Recorded data
========================================

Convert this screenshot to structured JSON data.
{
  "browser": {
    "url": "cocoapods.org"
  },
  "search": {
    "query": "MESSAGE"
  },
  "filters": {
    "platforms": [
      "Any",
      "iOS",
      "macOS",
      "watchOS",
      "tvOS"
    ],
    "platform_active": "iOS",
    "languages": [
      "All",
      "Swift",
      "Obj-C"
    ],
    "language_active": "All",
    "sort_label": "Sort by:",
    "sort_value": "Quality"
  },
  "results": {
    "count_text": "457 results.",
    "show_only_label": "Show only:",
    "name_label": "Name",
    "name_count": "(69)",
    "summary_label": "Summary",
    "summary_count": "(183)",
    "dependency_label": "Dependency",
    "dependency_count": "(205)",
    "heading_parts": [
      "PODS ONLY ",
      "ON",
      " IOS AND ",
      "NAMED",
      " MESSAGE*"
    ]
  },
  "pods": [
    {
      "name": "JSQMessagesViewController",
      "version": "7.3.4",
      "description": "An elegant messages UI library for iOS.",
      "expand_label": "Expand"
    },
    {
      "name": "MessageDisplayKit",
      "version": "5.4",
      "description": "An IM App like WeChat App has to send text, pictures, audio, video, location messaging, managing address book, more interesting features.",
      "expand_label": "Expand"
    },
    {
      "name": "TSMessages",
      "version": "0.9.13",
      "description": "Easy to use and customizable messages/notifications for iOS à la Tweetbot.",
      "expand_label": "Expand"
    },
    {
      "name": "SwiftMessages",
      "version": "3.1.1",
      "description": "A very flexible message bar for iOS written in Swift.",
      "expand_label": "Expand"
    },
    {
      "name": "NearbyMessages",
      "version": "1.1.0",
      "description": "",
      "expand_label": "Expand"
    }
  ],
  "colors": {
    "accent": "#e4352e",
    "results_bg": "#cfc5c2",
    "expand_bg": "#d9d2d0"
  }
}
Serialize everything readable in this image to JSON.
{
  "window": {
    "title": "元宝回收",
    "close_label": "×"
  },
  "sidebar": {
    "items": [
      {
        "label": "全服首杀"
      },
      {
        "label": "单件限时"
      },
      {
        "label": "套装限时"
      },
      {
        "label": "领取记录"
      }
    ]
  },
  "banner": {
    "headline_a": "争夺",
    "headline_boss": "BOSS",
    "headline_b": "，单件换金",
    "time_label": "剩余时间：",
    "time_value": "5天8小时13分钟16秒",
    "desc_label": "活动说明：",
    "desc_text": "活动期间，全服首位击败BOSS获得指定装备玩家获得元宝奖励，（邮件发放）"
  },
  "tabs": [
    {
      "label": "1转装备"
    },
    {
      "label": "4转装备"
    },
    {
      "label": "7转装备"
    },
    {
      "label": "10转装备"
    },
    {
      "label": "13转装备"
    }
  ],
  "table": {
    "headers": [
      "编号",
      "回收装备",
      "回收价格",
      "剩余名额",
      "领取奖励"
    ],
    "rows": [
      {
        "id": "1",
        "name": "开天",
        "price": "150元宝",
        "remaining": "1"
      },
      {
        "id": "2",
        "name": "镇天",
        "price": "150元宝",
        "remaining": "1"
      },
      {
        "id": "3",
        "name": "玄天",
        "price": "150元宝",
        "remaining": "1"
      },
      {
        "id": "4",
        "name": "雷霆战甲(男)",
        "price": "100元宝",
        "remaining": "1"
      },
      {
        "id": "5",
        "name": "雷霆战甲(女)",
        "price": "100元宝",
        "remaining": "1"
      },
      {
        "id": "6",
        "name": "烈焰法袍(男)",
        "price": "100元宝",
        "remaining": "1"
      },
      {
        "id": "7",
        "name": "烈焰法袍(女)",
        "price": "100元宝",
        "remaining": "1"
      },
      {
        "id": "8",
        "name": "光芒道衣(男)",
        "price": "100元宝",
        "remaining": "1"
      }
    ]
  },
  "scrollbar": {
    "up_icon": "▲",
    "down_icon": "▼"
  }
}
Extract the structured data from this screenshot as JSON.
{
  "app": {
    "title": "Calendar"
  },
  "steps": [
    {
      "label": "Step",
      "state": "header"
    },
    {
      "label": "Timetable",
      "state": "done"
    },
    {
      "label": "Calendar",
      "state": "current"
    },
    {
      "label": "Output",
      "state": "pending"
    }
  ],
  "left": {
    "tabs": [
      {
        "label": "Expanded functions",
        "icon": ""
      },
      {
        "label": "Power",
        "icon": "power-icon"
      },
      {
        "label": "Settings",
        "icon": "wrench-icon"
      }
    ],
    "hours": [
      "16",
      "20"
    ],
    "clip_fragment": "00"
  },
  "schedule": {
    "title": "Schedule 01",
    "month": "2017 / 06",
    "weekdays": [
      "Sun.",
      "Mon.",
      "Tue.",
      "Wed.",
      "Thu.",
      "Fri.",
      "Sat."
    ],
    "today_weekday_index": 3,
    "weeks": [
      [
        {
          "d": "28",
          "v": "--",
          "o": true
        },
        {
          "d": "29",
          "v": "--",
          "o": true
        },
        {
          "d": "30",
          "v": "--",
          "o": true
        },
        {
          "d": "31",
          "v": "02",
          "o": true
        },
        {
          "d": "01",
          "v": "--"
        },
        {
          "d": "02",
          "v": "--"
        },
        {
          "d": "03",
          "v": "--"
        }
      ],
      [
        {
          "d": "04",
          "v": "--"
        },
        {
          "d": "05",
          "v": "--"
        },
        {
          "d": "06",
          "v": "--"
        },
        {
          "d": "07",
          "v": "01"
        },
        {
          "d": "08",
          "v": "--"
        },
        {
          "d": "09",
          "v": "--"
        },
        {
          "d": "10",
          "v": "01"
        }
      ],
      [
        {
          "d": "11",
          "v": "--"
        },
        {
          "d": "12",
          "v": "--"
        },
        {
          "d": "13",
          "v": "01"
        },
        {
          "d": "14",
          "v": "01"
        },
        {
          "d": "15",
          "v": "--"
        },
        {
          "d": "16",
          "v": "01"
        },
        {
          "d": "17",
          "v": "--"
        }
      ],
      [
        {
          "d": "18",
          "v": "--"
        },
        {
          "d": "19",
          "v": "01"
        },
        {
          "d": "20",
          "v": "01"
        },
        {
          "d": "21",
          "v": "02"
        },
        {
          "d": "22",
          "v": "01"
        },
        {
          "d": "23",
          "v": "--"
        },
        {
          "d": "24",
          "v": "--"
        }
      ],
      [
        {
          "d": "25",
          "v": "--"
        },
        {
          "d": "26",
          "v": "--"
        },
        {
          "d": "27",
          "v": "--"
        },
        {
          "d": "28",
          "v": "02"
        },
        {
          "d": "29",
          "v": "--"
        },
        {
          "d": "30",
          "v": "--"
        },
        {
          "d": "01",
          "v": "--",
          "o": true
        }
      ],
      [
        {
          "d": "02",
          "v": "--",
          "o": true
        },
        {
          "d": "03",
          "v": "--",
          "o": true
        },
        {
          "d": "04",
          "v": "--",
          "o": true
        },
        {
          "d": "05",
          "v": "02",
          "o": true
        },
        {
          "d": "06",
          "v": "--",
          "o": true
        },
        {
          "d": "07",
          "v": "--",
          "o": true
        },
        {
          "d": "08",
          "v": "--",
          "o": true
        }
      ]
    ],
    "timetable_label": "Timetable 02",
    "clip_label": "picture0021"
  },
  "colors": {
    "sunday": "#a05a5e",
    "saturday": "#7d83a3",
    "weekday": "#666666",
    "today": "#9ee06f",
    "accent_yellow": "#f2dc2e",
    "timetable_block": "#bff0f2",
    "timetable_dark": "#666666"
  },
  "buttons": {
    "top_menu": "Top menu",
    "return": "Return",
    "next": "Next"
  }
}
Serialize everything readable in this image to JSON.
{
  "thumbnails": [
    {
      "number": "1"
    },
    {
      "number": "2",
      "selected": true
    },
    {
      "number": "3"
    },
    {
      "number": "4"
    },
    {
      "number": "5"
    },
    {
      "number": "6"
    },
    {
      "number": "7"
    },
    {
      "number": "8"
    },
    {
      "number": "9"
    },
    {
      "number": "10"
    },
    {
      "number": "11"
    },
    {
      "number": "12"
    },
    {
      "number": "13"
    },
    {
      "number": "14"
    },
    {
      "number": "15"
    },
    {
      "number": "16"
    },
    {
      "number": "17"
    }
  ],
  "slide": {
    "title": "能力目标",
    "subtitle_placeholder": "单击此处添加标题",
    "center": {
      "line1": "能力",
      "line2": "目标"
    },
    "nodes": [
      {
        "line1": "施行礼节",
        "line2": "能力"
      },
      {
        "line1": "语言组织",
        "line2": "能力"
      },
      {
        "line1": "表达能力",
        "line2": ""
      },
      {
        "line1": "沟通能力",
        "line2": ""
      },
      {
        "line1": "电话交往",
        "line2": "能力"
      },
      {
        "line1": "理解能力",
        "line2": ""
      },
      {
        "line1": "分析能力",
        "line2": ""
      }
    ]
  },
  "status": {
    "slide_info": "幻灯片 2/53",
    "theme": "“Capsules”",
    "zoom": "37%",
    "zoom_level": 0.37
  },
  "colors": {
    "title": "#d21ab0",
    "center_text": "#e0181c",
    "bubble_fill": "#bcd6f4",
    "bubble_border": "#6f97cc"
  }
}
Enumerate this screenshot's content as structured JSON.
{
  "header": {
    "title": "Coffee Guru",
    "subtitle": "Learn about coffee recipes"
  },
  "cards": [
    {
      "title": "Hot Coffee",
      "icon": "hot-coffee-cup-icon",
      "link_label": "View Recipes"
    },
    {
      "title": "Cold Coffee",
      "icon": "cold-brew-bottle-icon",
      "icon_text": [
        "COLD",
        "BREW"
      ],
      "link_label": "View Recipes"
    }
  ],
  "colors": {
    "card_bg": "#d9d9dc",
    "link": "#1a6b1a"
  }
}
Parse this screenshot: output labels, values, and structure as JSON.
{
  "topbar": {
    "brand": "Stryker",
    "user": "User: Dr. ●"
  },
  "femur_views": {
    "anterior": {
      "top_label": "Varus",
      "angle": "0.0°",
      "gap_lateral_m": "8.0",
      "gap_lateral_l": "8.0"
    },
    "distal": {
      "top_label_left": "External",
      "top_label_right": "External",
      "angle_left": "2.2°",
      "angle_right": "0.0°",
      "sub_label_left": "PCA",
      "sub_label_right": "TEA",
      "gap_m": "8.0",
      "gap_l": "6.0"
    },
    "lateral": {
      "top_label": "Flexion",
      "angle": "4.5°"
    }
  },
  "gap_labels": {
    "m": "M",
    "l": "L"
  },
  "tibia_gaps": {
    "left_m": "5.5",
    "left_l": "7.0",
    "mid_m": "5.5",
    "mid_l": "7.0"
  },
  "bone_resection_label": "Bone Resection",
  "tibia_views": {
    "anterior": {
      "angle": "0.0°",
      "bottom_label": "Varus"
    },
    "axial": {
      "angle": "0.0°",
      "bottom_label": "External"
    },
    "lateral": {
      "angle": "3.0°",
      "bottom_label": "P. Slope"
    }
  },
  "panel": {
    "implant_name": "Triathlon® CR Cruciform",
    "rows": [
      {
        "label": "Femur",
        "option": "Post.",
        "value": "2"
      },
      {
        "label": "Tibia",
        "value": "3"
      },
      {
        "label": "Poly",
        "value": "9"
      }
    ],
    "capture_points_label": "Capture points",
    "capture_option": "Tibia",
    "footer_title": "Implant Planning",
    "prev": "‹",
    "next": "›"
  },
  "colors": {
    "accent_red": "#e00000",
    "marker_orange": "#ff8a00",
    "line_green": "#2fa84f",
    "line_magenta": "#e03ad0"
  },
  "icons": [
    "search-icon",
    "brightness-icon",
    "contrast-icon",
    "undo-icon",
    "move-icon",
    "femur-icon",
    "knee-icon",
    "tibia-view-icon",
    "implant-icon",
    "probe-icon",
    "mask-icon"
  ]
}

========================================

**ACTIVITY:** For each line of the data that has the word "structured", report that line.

**EXERCISE OUTPUT:**
Convert this screenshot to structured JSON data.
Extract the structured data from this screenshot as JSON.
Enumerate this screenshot's content as structured JSON.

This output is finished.